Economists have warned that it is going to be a frugal festive season as hard-hit consumers try to bite through tough economic times and financial strain.
With unemployment at 46% and fuel prices reaching R20 per litre, experts have expressed concerned that the country faced poor prospects of an economic recovery and this would impact on consumer spending patterns.
Economist Iraj Abedien said: “We should be concerned of the impact that these variables will have on consumers.
“We should expect people to be prudent in spending the little money they have.”
He said many would hold tight on their savings as these are “rainy days”.
“The rise in costs have brought to the fore the need to be cautious when it comes to spending.
“The reality is that we're facing uncertain times,” Abedien said.
Abedien also called on the government to “stop talking about plans” but to implement them.
“Cabinet ministers, mayors and premiers are being paid to find and implement solutions.
“We cannot be listening to plans all the time,” said Abedien.
Another economist Dawie Roodt said although the country might face a subdued festive spending, it would not be as “bad as in 2020”.
However, he expressed concerns at the impact of the rising costs on consumers.
“I am extremely concerned that the impact on the poor has been exacerbated by the rise in fuel prices and eventually the inflation rate.
“The state will start spending less and the social grants will fall in real terms over the next couple of years as the government has run out of sources for money,” said Roodt.
He also warned that economic growth would not happen “for a long time” until serious adjustments were made.
Data collected by the Pietermaritzburg Economic Justice and Dignity Group (PMBEJD) showed the cost of food rose by 6% over the last year while headline inflation was at 5%.
The PMBEJD’s Household Affordability Index for November 2021 showed a slight decrease in food prices.
The average cost of the PMBEJD Basic Nutritional Food Basket for a family of three or four persons in November was at R4 272.44, down by R45.11 (-1%) from October.
However, year-on-year the average cost of the food basket increased by R254.19, about 6.3% from R4 018 in November 2020.
The organisation tracks prices of 44 core food items commonly used by households including Du Noon, Philippi, Gugulethu and other townships in the country.
The report indicated that although the decline in prices in November was inconsistent with past trends, food prices were “extremely volatile” at the moment.
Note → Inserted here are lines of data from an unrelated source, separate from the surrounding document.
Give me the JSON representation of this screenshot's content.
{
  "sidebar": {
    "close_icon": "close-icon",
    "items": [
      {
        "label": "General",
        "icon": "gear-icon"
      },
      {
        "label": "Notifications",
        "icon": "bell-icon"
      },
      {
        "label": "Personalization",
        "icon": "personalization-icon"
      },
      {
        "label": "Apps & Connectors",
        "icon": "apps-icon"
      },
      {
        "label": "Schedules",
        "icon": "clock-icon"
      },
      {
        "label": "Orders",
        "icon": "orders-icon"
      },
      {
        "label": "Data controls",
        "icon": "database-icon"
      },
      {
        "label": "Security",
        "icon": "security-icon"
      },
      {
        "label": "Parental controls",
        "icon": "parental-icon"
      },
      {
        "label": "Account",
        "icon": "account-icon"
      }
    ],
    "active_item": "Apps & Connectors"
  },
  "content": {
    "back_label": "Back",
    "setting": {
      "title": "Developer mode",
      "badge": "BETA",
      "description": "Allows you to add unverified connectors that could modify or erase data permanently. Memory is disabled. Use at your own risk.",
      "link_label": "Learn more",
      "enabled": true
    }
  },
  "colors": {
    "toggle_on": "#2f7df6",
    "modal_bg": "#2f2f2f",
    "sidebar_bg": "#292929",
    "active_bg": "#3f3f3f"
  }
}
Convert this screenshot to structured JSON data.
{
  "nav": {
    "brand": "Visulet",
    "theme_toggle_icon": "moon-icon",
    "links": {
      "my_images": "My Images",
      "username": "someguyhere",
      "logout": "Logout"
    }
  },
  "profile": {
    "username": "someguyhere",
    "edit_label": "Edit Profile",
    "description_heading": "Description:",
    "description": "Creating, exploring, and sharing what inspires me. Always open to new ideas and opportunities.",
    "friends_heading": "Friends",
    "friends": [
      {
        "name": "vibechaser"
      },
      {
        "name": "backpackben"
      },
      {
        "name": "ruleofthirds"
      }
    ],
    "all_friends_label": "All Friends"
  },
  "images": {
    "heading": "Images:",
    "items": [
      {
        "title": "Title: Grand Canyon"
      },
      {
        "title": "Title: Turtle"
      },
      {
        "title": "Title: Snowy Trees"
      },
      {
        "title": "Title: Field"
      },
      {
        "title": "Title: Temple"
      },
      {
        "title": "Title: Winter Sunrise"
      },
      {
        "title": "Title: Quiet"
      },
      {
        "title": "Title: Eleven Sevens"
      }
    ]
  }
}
“Our analysis is that food prices will continue their upward trajectory for the foreseeable future.
“The festive season always ushers in higher prices and unbelievable savings.
“Women always tell us the festive season prices are a bit of a swindle and sometimes you get lucky but most of the time you pay more.
“This Christmas is different, we have been in various degrees of lockdown.
“Mothers are desperate to buy their children new Christmas clothes and put together a special family meal to celebrate family, surviving the year, and building hope for the future,” said the organisation, adding that it would be important to keep fair prices.
Mitchells Plain mother Toni-Leigh Davies said even a R1 000 could not buy a full-tank of fuel for their car.
“I was laid-off from work during the pandemic but I am freelancing now.
“My partner is in the tourism industry and has to use his car daily.
“We will have a tight festive season and will not buy each other or family members gifts for Christmas. Only the baby will get a gift,” said Davies.
The Studies in Poverty and Inequality Institute (SPII) also warned that with 77% of under 24-years old were unemployed and with no hope of finding jobs, the country was a “tinderbox” where violence was the language used and people had nothing to lose if they took.
“We risk a country where there is no hope that things will get better,” said Institute director, Isobel Frye.
“SPII has done research that shows that a universal decent basic income – a grant of R1 335 – which is the poverty line will lift everybody out of poverty.
“Immediately. Wealthy people will have it taxed back so that no-one who is in need fails to get the grant like we see now with the R350 Social Relief of Distress.
“People will have enough to eat and enough to start trying to start micro enterprises, knowing that they will not lose their monthly income if they fail,” said Frye.
Frye said: “Our economy is based largely on extraction and financial services and we have shrunk our manufacturing base and skills.
“We privatised Iscor so everything costs more as we have to buy our own materials back.
“We recently made commitments to clean our coal energy – but coal mining is one industry that still creates jobs.
“Our employment rate according to the International Labour Organisation is 37%, in Tanzania it is 81% and Kenya it is 70%,” she pointed out.